The 8-day Israeli military offensive that included both aerial attacks and cross-border incursions by ground troops damaged or destroyed thousands of civilian targets. While Israel claims that the raids were in response to unguided rockets fired by Hamas and other militias from Gaza into southern Israel, Hamas was actually observing a ceasefire until Israeli gunfire killed an 11-year-old Palestinian boy in Gaza on November 8. Only then did Hamas and other militias begin a new round of rocket attacks in response to the Israeli raid. As both sides exchanged fire, raising the death toll, another Israeli airstrike bombed the car of Hamas’ chief of security, Ahmed al-Ja’abari, on November 14.
The death toll continued to mount until an Egyptian-brokered ceasefire went into effect on November 22. Among the dead were at least 34 Palestinian children. A thousand Palestinians were wounded.
The National Park Service that now maintains the island as a National Monument has come around to support preservation of the history of the Native American occupation of Alcatraz Island.

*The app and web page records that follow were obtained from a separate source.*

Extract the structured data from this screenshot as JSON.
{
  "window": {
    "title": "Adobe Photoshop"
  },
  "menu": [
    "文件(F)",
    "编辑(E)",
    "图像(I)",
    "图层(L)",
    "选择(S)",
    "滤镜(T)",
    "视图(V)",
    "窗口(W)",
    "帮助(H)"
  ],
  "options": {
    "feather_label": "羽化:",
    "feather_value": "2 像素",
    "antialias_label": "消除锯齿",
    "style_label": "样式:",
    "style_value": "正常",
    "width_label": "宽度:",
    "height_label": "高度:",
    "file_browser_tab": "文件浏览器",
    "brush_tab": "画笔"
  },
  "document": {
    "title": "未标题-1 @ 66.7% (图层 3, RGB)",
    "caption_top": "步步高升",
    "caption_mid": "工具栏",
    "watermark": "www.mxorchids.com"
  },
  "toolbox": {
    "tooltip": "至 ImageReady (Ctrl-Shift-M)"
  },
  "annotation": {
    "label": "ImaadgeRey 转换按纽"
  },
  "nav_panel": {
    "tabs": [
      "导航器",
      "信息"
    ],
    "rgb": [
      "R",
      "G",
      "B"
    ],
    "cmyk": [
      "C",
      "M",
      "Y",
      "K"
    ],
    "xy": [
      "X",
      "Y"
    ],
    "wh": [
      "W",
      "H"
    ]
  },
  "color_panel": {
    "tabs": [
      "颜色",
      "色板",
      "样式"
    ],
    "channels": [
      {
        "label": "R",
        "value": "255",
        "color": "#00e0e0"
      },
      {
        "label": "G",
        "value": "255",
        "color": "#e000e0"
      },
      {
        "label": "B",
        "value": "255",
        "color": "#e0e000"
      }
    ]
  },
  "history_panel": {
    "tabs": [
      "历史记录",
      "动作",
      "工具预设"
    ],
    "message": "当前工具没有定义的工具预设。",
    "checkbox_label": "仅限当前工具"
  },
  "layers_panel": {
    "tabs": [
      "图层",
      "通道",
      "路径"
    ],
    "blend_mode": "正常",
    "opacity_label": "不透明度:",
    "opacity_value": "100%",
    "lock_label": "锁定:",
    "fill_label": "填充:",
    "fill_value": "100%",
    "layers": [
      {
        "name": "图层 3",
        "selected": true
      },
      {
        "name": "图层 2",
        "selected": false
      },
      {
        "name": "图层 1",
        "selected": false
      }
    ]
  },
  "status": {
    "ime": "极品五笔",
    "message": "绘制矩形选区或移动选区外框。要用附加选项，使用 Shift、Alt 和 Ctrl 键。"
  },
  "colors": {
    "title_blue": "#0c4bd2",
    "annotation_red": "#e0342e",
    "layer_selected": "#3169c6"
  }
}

In addition to facilitating the annual sunrise gathering, the National Park Service has permitted the restoration of graffiti written by Native Americans during the two-year occupation of the island in 1969-1971.
Eyad Kishawi, representing the Palestinian American community, presenting a plaque commemorating Palestine to Native American leaders during the sunrise gathering on Alcatraz Island.